Then do this:

Then do this but skip the introduction and skip exercises 1, 7, 8, 9, 12, and 15:

Here is a wonderful cheatsheet for the command line:

5. Do the Odin Project’s JavaScript Basics course

Now back to the fun stuff.

6. Do the JavaScript Koans Exercise

While the exercise is very dated, JavaScript hasn’t changed all that much, so it’s still relevant. It’s a more out-of-the-box way of learning JavaScript and it helped me so much when I got started.

Here’s how you get started with it:

7. Do The Odin Project’s full HTML/CSS and JavaScript courses

From here, the instructions are quite simple. You’ll just do what The Odin Project tells you to do.

Start with the HTML and CSS course. Feel free to skip anything that you already feel like you know but do NOT skip the projects. Those are the most important.

You do not need to finish the HTML and CSS course before moving onto the JavaScript course. In fact, I’d recommend you do them together. Just start with the HTML and CSS course by perhaps completing the “Basic HTML Page Structure” section first.

Side note:

Building things is going to be the best way to learn coding. I know when I first started, this concept didn’t quite feel right. I would ask myself, “how can I learn by building if I don’t have anyone to give me feedback on if I’m building it correctly?” But you DO have a feedback mechanism. And it’s an AMAZING one.

If it looks like it’s working or if it looks correct, then it is.

If your task is to build the Google homepage and it kind of looks like it by the end, then perfect! You built it correctly. If it’s a calculator written completely in JavaScript and it adds, subtracts, multiplies, and divides, then perfect! You built it correctly.

Later on, how you built it will become important. But right now, just getting it working, by whatever means possible, is what is important.

Once I had around 100 hours of coding under my belt, I was able to build a decent looking website. It took me roughly 20 fully focused hours to complete what you see here. It was my attempt at trying to build, from scratch, a site that already existed (trust me, the actual site looked MUCH better).

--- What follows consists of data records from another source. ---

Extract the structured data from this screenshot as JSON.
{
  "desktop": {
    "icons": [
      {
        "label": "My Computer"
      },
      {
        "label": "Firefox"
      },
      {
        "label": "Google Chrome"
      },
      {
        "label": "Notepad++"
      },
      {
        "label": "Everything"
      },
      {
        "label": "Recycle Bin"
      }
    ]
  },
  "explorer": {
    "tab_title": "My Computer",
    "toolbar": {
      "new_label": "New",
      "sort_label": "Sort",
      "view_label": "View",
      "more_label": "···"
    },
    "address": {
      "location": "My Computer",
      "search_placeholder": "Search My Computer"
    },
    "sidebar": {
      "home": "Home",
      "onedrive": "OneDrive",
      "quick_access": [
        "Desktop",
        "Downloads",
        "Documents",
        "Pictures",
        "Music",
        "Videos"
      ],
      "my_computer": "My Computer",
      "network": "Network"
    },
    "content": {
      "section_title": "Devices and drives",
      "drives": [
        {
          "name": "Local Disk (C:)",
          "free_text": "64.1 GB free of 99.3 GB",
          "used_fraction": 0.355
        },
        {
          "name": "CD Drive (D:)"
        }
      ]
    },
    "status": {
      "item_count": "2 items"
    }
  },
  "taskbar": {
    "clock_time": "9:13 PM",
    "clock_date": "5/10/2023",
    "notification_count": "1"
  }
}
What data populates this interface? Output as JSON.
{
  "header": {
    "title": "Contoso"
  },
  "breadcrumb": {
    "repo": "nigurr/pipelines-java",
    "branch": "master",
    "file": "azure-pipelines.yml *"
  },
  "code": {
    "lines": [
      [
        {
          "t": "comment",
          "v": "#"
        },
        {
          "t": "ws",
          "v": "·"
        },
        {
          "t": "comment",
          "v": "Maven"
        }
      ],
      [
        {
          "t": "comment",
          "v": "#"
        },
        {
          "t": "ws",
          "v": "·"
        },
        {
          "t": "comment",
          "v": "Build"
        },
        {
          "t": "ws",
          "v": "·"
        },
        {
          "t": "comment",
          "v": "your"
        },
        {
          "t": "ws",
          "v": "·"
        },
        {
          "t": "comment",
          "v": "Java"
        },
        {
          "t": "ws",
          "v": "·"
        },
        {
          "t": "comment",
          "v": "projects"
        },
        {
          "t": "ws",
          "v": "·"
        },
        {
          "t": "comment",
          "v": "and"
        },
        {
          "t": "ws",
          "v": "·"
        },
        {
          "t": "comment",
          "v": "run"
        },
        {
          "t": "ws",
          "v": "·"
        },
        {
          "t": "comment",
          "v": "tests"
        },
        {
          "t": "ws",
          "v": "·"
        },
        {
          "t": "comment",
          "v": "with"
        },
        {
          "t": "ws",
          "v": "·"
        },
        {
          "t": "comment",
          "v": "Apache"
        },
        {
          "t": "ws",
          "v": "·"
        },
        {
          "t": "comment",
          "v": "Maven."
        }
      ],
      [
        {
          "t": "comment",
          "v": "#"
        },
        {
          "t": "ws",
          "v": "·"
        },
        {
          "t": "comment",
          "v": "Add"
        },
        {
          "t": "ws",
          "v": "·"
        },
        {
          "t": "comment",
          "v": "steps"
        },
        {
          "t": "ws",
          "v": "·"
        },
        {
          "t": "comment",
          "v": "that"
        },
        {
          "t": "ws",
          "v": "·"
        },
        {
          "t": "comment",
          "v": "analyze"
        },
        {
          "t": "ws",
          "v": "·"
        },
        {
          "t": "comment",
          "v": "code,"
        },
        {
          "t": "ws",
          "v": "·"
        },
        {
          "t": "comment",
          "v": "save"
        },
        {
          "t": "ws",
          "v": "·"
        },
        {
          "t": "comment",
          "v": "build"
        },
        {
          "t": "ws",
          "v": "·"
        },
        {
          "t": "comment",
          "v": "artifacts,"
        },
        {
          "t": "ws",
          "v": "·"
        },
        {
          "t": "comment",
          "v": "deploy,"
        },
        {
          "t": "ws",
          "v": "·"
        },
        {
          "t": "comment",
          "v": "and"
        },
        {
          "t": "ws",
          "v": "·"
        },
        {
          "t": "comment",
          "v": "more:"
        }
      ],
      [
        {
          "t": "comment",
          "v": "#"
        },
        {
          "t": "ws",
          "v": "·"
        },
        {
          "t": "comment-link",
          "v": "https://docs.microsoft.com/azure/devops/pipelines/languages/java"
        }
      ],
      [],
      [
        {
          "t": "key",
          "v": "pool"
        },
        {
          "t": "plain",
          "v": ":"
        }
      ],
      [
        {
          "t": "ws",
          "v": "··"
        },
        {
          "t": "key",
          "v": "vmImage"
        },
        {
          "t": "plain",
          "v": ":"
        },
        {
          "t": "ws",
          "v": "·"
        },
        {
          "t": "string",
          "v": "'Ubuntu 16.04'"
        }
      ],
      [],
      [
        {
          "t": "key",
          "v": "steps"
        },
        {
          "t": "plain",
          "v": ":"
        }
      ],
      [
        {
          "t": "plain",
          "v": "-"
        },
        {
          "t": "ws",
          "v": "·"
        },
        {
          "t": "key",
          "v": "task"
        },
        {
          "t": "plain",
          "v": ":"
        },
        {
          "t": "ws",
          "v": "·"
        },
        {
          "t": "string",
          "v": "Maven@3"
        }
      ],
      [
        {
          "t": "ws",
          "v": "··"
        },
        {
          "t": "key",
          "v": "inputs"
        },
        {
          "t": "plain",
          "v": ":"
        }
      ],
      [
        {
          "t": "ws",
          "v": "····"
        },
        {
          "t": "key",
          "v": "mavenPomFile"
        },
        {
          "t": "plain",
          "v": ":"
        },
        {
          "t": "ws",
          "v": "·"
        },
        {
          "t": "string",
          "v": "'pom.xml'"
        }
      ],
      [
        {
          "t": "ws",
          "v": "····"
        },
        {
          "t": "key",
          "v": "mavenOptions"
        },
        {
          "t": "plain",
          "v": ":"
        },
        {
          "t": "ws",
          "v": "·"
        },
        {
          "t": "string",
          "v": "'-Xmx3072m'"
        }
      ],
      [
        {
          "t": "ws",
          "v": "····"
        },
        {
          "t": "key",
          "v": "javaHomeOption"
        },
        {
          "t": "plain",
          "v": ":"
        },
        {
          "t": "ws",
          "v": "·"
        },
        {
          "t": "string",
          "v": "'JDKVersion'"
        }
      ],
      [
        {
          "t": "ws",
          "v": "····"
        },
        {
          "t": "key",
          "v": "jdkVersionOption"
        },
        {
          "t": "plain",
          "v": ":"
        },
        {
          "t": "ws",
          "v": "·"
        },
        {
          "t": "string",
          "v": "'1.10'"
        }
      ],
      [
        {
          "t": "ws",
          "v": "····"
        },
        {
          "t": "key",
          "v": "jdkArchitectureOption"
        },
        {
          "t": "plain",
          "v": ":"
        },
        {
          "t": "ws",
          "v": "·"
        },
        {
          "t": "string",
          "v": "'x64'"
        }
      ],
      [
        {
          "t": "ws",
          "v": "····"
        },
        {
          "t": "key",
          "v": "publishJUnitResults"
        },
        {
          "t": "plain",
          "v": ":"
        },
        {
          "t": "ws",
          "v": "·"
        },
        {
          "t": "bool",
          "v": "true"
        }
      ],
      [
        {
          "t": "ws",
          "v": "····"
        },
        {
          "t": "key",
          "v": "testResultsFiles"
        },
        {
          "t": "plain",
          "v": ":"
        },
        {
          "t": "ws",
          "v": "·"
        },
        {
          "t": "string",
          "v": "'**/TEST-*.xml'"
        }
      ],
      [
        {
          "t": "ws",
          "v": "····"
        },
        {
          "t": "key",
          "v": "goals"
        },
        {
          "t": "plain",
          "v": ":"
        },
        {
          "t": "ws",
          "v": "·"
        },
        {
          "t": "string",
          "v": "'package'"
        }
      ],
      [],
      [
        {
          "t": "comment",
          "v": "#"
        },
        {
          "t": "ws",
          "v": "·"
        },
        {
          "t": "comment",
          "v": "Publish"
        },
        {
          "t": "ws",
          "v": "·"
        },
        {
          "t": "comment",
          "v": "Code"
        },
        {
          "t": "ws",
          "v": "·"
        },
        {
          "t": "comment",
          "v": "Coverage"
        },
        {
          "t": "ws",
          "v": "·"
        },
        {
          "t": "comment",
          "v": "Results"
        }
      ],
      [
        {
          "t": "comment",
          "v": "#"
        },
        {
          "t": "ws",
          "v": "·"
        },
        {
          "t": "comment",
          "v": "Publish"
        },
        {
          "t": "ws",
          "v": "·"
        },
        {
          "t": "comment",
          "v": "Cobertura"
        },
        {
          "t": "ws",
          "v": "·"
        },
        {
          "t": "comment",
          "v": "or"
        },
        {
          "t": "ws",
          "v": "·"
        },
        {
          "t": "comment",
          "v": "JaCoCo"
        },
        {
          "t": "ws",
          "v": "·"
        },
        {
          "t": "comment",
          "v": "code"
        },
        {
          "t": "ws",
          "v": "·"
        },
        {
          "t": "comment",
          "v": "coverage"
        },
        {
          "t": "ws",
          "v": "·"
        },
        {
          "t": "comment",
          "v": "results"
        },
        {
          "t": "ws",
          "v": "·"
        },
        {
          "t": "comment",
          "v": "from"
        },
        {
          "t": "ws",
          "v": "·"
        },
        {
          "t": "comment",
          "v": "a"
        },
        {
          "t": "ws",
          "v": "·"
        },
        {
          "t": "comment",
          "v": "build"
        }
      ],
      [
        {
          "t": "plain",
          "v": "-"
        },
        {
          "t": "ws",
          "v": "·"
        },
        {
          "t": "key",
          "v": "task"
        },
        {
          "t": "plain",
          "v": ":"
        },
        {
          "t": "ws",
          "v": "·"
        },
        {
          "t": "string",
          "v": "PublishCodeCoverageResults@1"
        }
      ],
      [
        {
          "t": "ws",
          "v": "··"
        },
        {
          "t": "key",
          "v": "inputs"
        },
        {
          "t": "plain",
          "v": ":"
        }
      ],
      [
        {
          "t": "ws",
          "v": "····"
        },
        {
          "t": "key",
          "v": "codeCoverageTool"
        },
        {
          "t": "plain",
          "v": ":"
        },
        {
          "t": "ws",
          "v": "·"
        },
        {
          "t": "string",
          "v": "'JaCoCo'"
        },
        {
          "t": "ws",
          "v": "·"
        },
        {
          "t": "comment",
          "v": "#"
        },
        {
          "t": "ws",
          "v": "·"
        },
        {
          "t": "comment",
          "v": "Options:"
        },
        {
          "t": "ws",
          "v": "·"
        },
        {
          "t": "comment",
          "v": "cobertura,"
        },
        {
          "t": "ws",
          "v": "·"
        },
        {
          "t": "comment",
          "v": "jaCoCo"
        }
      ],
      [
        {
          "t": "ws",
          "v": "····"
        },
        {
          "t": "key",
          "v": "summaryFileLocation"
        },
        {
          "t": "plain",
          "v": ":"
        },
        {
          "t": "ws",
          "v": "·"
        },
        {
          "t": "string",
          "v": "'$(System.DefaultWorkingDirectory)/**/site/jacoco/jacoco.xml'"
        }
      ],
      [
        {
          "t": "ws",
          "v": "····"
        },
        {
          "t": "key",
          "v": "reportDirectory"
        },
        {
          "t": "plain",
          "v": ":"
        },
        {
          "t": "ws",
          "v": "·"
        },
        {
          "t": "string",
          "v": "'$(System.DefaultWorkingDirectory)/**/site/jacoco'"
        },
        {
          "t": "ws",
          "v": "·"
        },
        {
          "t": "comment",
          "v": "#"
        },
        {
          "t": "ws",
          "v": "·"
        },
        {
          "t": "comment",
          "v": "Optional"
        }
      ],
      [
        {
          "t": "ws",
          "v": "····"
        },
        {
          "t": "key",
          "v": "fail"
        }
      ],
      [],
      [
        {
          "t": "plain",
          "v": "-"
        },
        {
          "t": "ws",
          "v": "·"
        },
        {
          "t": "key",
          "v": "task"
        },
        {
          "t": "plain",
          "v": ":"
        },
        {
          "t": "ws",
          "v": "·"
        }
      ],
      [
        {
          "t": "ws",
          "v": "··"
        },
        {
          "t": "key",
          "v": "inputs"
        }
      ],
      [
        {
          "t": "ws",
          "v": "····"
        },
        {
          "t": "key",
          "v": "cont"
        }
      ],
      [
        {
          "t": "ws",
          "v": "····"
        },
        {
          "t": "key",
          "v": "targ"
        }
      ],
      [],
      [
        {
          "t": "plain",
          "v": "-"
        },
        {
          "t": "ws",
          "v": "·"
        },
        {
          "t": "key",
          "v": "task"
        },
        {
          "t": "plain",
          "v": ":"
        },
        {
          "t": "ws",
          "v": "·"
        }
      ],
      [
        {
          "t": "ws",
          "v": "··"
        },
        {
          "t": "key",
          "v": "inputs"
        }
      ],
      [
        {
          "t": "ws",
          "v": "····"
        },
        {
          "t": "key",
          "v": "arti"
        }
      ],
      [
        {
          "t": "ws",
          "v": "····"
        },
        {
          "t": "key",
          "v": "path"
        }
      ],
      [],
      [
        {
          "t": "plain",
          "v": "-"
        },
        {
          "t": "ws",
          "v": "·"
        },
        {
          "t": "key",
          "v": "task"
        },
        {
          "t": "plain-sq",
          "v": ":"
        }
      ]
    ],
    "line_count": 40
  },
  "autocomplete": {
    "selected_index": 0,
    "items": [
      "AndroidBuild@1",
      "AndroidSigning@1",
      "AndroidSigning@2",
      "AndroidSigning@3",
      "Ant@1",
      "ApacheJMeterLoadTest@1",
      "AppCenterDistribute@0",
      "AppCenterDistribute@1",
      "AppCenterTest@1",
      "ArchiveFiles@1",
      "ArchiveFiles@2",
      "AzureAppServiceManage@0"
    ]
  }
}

8. Finish the Odin Project’s Foundations course

There are sections on Git and the backend. Skip anything that doesn’t feel relevant.

It took me a while to really understand what was the point of Git. When I was where you were, I would think, “why do I need to learn this?” or “this makes no sense.”

The purpose of Git at this stage for you is mostly just to serve as file management. You want to do two things right now:

1. Store your code somewhere (GitHub).
2. Make changes to your code and see what those changes look like.

Git with GitHub allows the above. Think of Git that way.

Most importantly, all developers use Git so you’d eventually have to learn it anyways.

9. Build more websites

Just find sites that already exist and start building them from scratch on your own. Take Facebook and try and build it out on your own. Or try and build my portfolio. Or whatever! The world is your oyster.

If you’re looking for inspiration or want to join a community of project-building that will have feedback and solutions, checkout Codeacedemy’s Projects page:

I’m not the biggest fan of Codeacademy but they’re great once you’re past the basics (in my opinion). They provide you with a list of projects that contain other student solutions and some guides for getting started with that project.

And there you have it! Once you complete that last step, and you have found that you like coding, it might be beneficial to join a coding bootcamp to help you sharpen your skills and get a job as an actual software developer.

One last note: remember, struggling is good. It should be difficult. Coding is still hard for me to this day. I’ll try and code a feature and it’s almost always difficult and I have to sit there and think “WHY ISN’T THIS WORKING??”. But eventually, I figure it out or come up with a new solution or whatever. And I LOVE it. So if it’s hard now, don’t worry! That’s good! In fact, it’s more than good. It’s necessary.

I’m a history major, a former student body president, and a former commanding officer. I’m also a software developer. Website: